Home Response Are We Ready if Ebola Spreads to the US?

Are We Ready if Ebola Spreads to the US?


By Samer Koutoubi, M.D., Ph.D.
Program Director and Faculty Member, Public Health, American Public University

An outbreak of the Ebola virus disease (EVD) has surfaced again in the Democratic Republic of Congo. The DRC government announced the outbreak on May 8 after two cases were confirmed in the Bikoro region of Equateur province, located in the northwestern part of the country.

Congo Ebola Has Caused 28 Confirmed Fatalities

So far, there have been 28 confirmed fatalities. The recent victim was a nurse in the village of Bikoro, where the outbreak was first detected. Seven other people are confirmed to have contracted the virus, giving weight to fears that the outbreak is worsening.

How Do Victims Contract the Ebola Virus?

Ebola can be spread via contact with infected animals, with blood or with any fluid of infected individuals. The virus can also be spread through contact with any medical instrument that has been contaminated by contact with infected individuals.

The disease starts with fever and the incubation period is between two and 21 days. Ebola symptoms include:

  • Weakness
  • Abdominal pain
  • Fever
  • Headache
  • Body aches
  • Sore throat
  • Diarrhea
  • Vomiting
  • Stomach pain
  • Rash
  • Red eyes during or after travel
Controlling Ebola Outbreaks in Africa

According to the U.S. Center for Disease Control and Prevention (CDC), with the exception of the Bikoro area, the risk for most travelers to Congo is low. But travelers could become infected if they come into contact with an infected person’s blood or body fluids. Travelers should seek medical care immediately if they develop any symptoms.

The World Health Organization (WHO) advocates Ebola vaccination for high-risk populations in Congo. According to WHO Director General Tedros Adhanom Ghebreyesus,  “Vaccination will be key to controlling this outbreak.”

In 2015, the WHO experimented with a vaccine in Guinea and the results were shown to be highly protective against Ebola. Among the 5,837 people who received the vaccine, no Ebola cases were recorded nine days or more after vaccination.

The WHO’s Strategic Advisory Group of Experts on Immunization (SAGE) recommends the use of the rVSV-ZEBOV Ebola vaccine under an expanded access/compassionate use protocol during Ebola outbreaks linked to the Zaire strain such as the one found in the DRC.

Are We Prepared for an Ebola Virus Outbreak?

We all remember the first case of Ebola in the United States in 2014, when a patient arrived in Texas from Liberia. The patient died. Two healthcare workers who cared for him in Dallas tested positive for EVD and recovered.

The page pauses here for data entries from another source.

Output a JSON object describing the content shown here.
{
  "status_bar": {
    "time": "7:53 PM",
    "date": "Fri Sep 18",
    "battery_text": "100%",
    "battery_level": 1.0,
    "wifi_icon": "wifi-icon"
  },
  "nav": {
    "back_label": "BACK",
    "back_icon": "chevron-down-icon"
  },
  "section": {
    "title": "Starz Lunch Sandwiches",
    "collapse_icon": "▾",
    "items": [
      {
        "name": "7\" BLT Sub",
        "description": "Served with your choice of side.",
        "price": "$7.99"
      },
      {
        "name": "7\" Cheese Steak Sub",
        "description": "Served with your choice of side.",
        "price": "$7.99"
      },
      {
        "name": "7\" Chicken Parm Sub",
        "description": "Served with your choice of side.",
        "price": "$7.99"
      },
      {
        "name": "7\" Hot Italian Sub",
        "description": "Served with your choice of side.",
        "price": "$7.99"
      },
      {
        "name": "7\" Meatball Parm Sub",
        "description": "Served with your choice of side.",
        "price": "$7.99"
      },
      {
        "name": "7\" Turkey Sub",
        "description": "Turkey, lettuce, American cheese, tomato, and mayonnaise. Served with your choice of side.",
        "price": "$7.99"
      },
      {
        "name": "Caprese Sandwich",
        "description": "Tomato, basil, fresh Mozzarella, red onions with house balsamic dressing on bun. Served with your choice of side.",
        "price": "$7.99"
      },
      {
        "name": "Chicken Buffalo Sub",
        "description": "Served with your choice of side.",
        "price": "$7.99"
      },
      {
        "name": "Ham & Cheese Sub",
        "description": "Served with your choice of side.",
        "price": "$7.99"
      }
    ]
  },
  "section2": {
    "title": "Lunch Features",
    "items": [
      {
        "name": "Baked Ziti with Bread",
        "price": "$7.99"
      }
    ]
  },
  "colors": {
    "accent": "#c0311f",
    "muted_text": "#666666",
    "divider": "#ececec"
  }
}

We all need to have confidence that U.S. public health officials are ready to detect, isolate and treat every case of Ebola virus. It is equally important for the public to know how Ebola is transmitted and what protective measures will stop the virus from spreading.

U.S. public health officials should continue to work with the CDC and their international partners such as the WHO. They should also work with international government agency personnel to monitor the development of the Ebola virus.

Now is the time to intensify our surveillance activities. We must follow our internal protocols for monitoring any new cases of the Ebola virus as well as our standard policy of protection in hospitals and other areas, including our national borders.

For additional information, please visit the following websites:

About the Author

Dr. Koutoubi earned his Ph.D. in Dietetics and Nutrition from Florida International University in 2001. He earned his M.D. degree in 1988 from Iuliu Hațieganu University of Medicine and Pharmacy in Cluj-Napoca, Romania. Dr. Koutoubi's research focuses on coronary heart disease among tri-ethnic groups including African Americans, Caucasians and Hispanics. His interest is in disease prevention and wellness, epidemiological research, cardiovascular disease and nutrition, homocysteine metabolism, lipoprotein metabolism, and cultural food and health. He has also authored a number of articles in peer-reviewed journals and wrote a book review. He served as the Editor-in-Chief for The Internet Journal of Alternative Medicine and reviewed manuscripts for The Journal of Alternative and Complementary Medicine, Ethnicity and Disease Journal, European Journal of Clinical Nutrition, and The Journal of The National Medical Association. Dr. Koutoubi has also been quoted in national magazines and newspapers including, Natural Health Magazine, Energy Time, Well Being Journal, Northwest Prime Time, and Natural Food Merchandiser.

Glynn Cosker Glynn Cosker is the Managing Editor of EDM Digest. Glynn has more than 20 years of writing experience, and he’s the Managing Editor of EDM Digest's sister blog site: In Homeland Security. Born and raised in the U.K., he began his career in government and spent 12 years working in the Consular Section of the British Embassy in Washington – attaining the rank of Vice Consul in the late 1990s. Glynn and his family live in New England.